#### What you need to do:
Copy each line below in which the word "kills" occurs.

Component data from apps and pages
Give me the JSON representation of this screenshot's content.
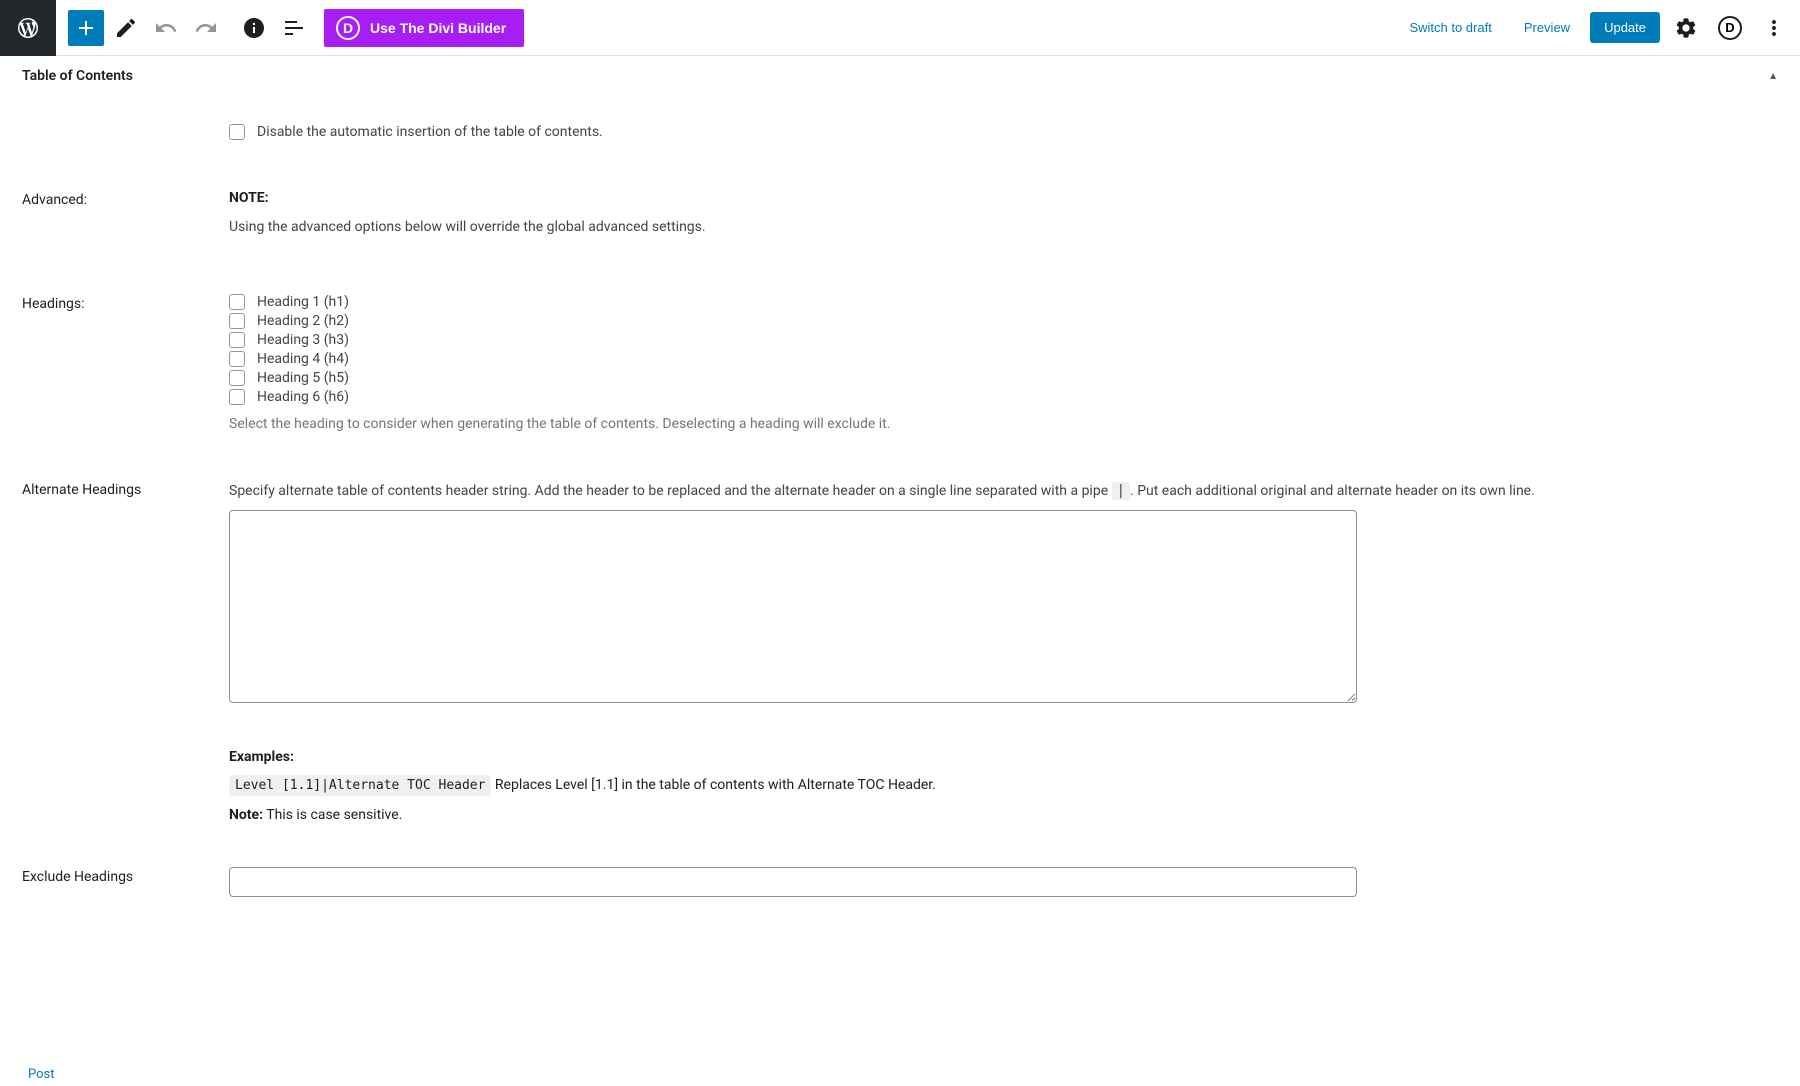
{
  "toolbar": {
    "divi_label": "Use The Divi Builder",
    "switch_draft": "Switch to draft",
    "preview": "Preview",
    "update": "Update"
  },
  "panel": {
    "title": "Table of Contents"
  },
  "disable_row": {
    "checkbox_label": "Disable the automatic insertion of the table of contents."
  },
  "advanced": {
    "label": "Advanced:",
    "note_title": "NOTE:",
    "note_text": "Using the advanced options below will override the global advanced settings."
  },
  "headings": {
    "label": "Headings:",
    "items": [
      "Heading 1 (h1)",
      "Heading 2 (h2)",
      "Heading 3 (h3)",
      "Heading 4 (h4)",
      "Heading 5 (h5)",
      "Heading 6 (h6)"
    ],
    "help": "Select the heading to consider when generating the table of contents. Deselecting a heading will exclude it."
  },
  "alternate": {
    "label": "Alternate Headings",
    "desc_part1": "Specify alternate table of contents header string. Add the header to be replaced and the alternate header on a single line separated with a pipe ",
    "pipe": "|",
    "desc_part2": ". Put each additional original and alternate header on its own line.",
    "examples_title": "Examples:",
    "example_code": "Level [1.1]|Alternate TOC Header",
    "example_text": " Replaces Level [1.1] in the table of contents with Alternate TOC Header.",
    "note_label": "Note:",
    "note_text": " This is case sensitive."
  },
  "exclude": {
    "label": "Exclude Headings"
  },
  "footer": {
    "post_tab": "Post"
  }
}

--

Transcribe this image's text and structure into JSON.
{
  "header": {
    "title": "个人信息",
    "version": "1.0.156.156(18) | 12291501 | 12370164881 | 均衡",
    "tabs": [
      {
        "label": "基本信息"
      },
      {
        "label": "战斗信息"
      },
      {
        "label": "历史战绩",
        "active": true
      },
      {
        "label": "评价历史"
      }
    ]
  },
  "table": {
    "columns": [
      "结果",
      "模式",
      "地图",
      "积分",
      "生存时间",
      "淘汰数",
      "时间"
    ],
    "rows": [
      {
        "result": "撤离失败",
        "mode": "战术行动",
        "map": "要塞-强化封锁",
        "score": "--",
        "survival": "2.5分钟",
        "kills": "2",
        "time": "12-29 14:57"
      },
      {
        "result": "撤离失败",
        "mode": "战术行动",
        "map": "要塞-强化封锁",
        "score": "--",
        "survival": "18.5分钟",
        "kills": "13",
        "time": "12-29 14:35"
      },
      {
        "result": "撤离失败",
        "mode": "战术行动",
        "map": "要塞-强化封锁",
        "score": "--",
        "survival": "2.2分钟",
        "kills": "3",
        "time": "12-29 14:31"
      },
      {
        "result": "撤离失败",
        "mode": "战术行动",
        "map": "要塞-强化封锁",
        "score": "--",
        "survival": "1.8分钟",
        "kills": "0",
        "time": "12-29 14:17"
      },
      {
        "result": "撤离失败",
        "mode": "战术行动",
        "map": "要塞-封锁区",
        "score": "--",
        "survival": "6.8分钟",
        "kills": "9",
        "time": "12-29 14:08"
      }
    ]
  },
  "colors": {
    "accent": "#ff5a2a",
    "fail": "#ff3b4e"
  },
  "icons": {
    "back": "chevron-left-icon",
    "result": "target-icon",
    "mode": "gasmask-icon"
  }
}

#### Result for this task:
        "kills": "2",
        "kills": "13",
        "kills": "3",
        "kills": "0",
        "kills": "9",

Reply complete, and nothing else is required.